And, conversely, what does it mean about the supposedly unreal if it is so easy to conjure and so intensely convincing? These questions have haunted our collective imagination from A Midsummer Night’s Dream to The Matrix (both of which, incidentally, hinge on drug trips). One of the most consistent answers—and the crucial one, for my purposes—is that the false and the true are reversed: that the unreal is, so to speak, the real real. Freud, as I’ve already noted, believed that the false worlds of our dreams reveal deep and hidden truths about ourselves.
Before we turn to those experiences, I want to introduce two figures who vividly embody these different models of wrongness. Unlike the various error-stricken individuals we’ll meet in the rest of this book, these figures do not actually exist. They are creatures of mythology, and they do not so much err as animate—and illuminate—the ways we think about error. ) That root gave rise to the Latin verb errare, meaning to wander or, more rakishly, to roam. The Latin, in turn, gave us the English word “erratic,” used to describe movement that is unpredictable or aimless.

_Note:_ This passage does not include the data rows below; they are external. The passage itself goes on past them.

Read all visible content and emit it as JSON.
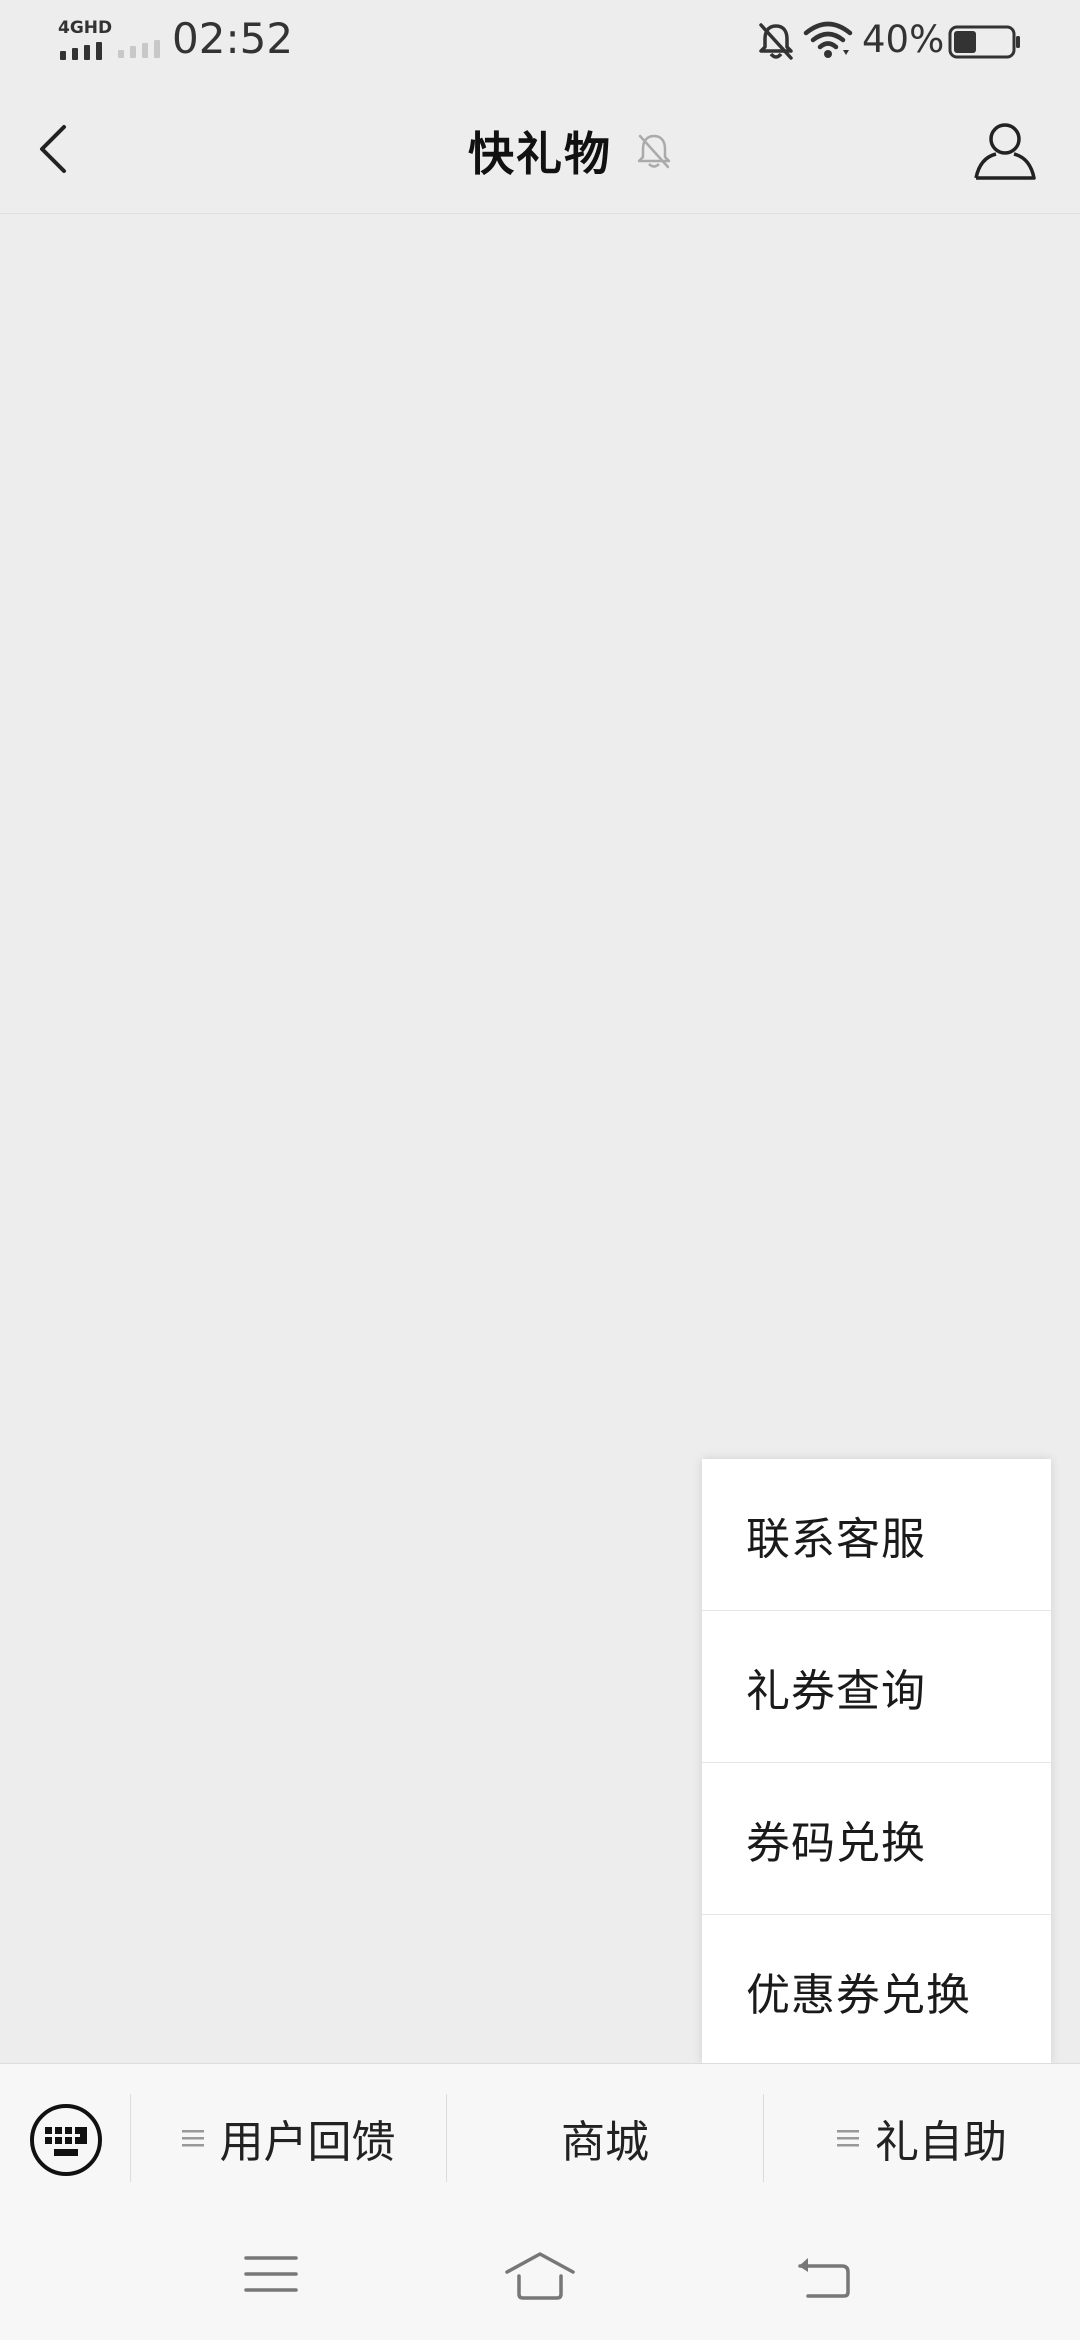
{
  "status_bar": {
    "network_label": "4GHD",
    "time": "02:52",
    "battery_percent": "40%",
    "battery_level": 0.4,
    "icons": [
      "bell-off-icon",
      "wifi-icon",
      "battery-icon"
    ]
  },
  "header": {
    "title": "快礼物",
    "icons": [
      "back-arrow-icon",
      "mute-bell-icon",
      "person-icon"
    ]
  },
  "popup_menu": {
    "items": [
      {
        "label": "联系客服"
      },
      {
        "label": "礼券查询"
      },
      {
        "label": "券码兑换"
      },
      {
        "label": "优惠券兑换"
      }
    ]
  },
  "menu_bar": {
    "tabs": [
      {
        "label": "用户回馈",
        "has_submenu": true
      },
      {
        "label": "商城",
        "has_submenu": false
      },
      {
        "label": "礼自助",
        "has_submenu": true
      }
    ],
    "icons": [
      "keyboard-icon",
      "list-icon"
    ]
  },
  "nav_bar": {
    "icons": [
      "menu-lines-icon",
      "home-icon",
      "back-return-icon"
    ]
  },
  "colors": {
    "background": "#ededed",
    "surface": "#ffffff",
    "bar": "#f7f7f7",
    "text": "#1a1a1a",
    "muted": "#9e9e9e"
  }
}
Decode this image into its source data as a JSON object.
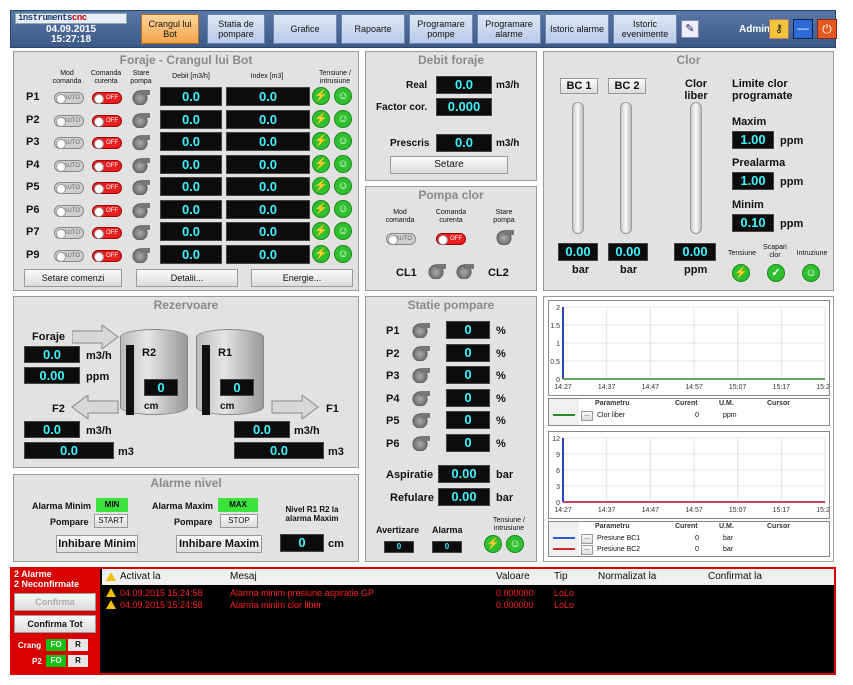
{
  "topbar": {
    "logo_a": "instruments",
    "logo_b": "cnc",
    "date": "04.09.2015",
    "time": "15:27:18",
    "user": "Admin",
    "nav": [
      "Crangul lui Bot",
      "Statia de pompare",
      "Grafice",
      "Rapoarte",
      "Programare pompe",
      "Programare alarme",
      "Istoric alarme",
      "Istoric evenimente"
    ]
  },
  "foraje": {
    "title": "Foraje - Crangul lui Bot",
    "h_mod": "Mod comanda",
    "h_cmd": "Comanda curenta",
    "h_stare": "Stare pompa",
    "h_debit": "Debit [m3/h]",
    "h_index": "Index [m3]",
    "h_tens": "Tensiune / intrusiune",
    "rows": [
      {
        "id": "P1",
        "mode": "AUTO",
        "cmd": "OFF",
        "debit": "0.0",
        "index": "0.0"
      },
      {
        "id": "P2",
        "mode": "AUTO",
        "cmd": "OFF",
        "debit": "0.0",
        "index": "0.0"
      },
      {
        "id": "P3",
        "mode": "AUTO",
        "cmd": "OFF",
        "debit": "0.0",
        "index": "0.0"
      },
      {
        "id": "P4",
        "mode": "AUTO",
        "cmd": "OFF",
        "debit": "0.0",
        "index": "0.0"
      },
      {
        "id": "P5",
        "mode": "AUTO",
        "cmd": "OFF",
        "debit": "0.0",
        "index": "0.0"
      },
      {
        "id": "P6",
        "mode": "AUTO",
        "cmd": "OFF",
        "debit": "0.0",
        "index": "0.0"
      },
      {
        "id": "P7",
        "mode": "AUTO",
        "cmd": "OFF",
        "debit": "0.0",
        "index": "0.0"
      },
      {
        "id": "P9",
        "mode": "AUTO",
        "cmd": "OFF",
        "debit": "0.0",
        "index": "0.0"
      }
    ],
    "btn_setare": "Setare comenzi",
    "btn_detalii": "Detalii...",
    "btn_energie": "Energie..."
  },
  "debit": {
    "title": "Debit foraje",
    "real_label": "Real",
    "real": "0.0",
    "real_unit": "m3/h",
    "factor_label": "Factor cor.",
    "factor": "0.000",
    "prescris_label": "Prescris",
    "prescris": "0.0",
    "prescris_unit": "m3/h",
    "btn": "Setare"
  },
  "pompa_clor": {
    "title": "Pompa clor",
    "h_mod": "Mod comanda",
    "h_cmd": "Comanda curenta",
    "h_stare": "Stare pompa",
    "mode": "AUTO",
    "cmd": "OFF",
    "cl1": "CL1",
    "cl2": "CL2"
  },
  "clor": {
    "title": "Clor",
    "bc1": "BC 1",
    "bc2": "BC 2",
    "liber": "Clor liber",
    "bc1_val": "0.00",
    "bc2_val": "0.00",
    "liber_val": "0.00",
    "unit_bar": "bar",
    "unit_ppm": "ppm",
    "lim_title": "Limite clor programate",
    "maxim_label": "Maxim",
    "maxim": "1.00",
    "prealarma_label": "Prealarma",
    "prealarma": "1.00",
    "minim_label": "Minim",
    "minim": "0.10",
    "tens": "Tensiune",
    "scapari": "Scapari clor",
    "intruz": "Intruziune"
  },
  "rezervoare": {
    "title": "Rezervoare",
    "foraje": "Foraje",
    "foraje_flow": "0.0",
    "flow_unit": "m3/h",
    "foraje_ppm": "0.00",
    "ppm": "ppm",
    "r2": "R2",
    "r1": "R1",
    "r2_val": "0",
    "r1_val": "0",
    "cm": "cm",
    "f2": "F2",
    "f1": "F1",
    "f2_flow": "0.0",
    "f2_vol": "0.0",
    "f1_flow": "0.0",
    "f1_vol": "0.0",
    "m3": "m3"
  },
  "alarme_nivel": {
    "title": "Alarme nivel",
    "min_label": "Alarma Minim",
    "min_state": "MIN",
    "max_label": "Alarma Maxim",
    "max_state": "MAX",
    "pompare": "Pompare",
    "start": "START",
    "stop": "STOP",
    "nivel_label": "Nivel R1 R2 la alarma Maxim",
    "nivel": "0",
    "cm": "cm",
    "btn_min": "Inhibare Minim",
    "btn_max": "Inhibare Maxim"
  },
  "statie": {
    "title": "Statie pompare",
    "rows": [
      {
        "id": "P1",
        "val": "0"
      },
      {
        "id": "P2",
        "val": "0"
      },
      {
        "id": "P3",
        "val": "0"
      },
      {
        "id": "P4",
        "val": "0"
      },
      {
        "id": "P5",
        "val": "0"
      },
      {
        "id": "P6",
        "val": "0"
      }
    ],
    "pct": "%",
    "asp_label": "Aspiratie",
    "asp": "0.00",
    "ref_label": "Refulare",
    "ref": "0.00",
    "bar": "bar",
    "avert": "Avertizare",
    "alarma": "Alarma",
    "avert_val": "0",
    "alarma_val": "0",
    "tens": "Tensiune / intrusiune"
  },
  "chart_data": [
    {
      "type": "line",
      "y_ticks": [
        "2",
        "1.5",
        "1",
        "0.5",
        "0"
      ],
      "x_ticks": [
        "14:27",
        "14:37",
        "14:47",
        "14:57",
        "15:07",
        "15:17",
        "15:27"
      ],
      "ylim": [
        0,
        2
      ],
      "legend_headers": [
        "Parametru",
        "Curent",
        "U.M.",
        "Cursor"
      ],
      "series": [
        {
          "name": "Clor liber",
          "current": "0",
          "unit": "ppm",
          "values": [
            0,
            0,
            0,
            0,
            0,
            0,
            0
          ],
          "color": "#2a8a2a"
        }
      ]
    },
    {
      "type": "line",
      "y_ticks": [
        "12",
        "9",
        "6",
        "3",
        "0"
      ],
      "x_ticks": [
        "14:27",
        "14:37",
        "14:47",
        "14:57",
        "15:07",
        "15:17",
        "15:27"
      ],
      "ylim": [
        0,
        12
      ],
      "legend_headers": [
        "Parametru",
        "Curent",
        "U.M.",
        "Cursor"
      ],
      "series": [
        {
          "name": "Presiune BC1",
          "current": "0",
          "unit": "bar",
          "values": [
            0,
            0,
            0,
            0,
            0,
            0,
            0
          ],
          "color": "#2a5ad0"
        },
        {
          "name": "Presiune BC2",
          "current": "0",
          "unit": "bar",
          "values": [
            0,
            0,
            0,
            0,
            0,
            0,
            0
          ],
          "color": "#d02a2a"
        }
      ]
    }
  ],
  "alarms": {
    "count_alarm": "2 Alarme",
    "count_unconf": "2 Neconfirmate",
    "btn_confirm": "Confirma",
    "btn_confirm_all": "Confirma Tot",
    "crang": "Crang",
    "p2": "P2",
    "fo": "FO",
    "r": "R",
    "headers": [
      "Activat la",
      "Mesaj",
      "Valoare",
      "Tip",
      "Normalizat la",
      "Confirmat la"
    ],
    "rows": [
      {
        "time": "04.09.2015 15:24:58",
        "msg": "Alarma minim presiune aspiratie GP",
        "val": "0.000000",
        "tip": "LoLo"
      },
      {
        "time": "04.09.2015 15:24:58",
        "msg": "Alarma minim clor liber",
        "val": "0.000000",
        "tip": "LoLo"
      }
    ]
  }
}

The knight errant is also a staple of medieval legend, but otherwise he could scarcely be more different. Where the wandering Jew is defined by his sin, the knight errant is distinguished by his virtue; he is explicitly and unfailingly on the side of good. His most famous representatives include Galahad, Gawain, and Lancelot, those most burnished of knights in shining armor. ) Although far from home, the knight is hardly in exile, and still less in disgrace. Unlike the juif errant, who is commanded to wander and does so aimlessly and in misery, the knight errant is on a quest: he wanders on purpose and with purpose, as well as with pleasure.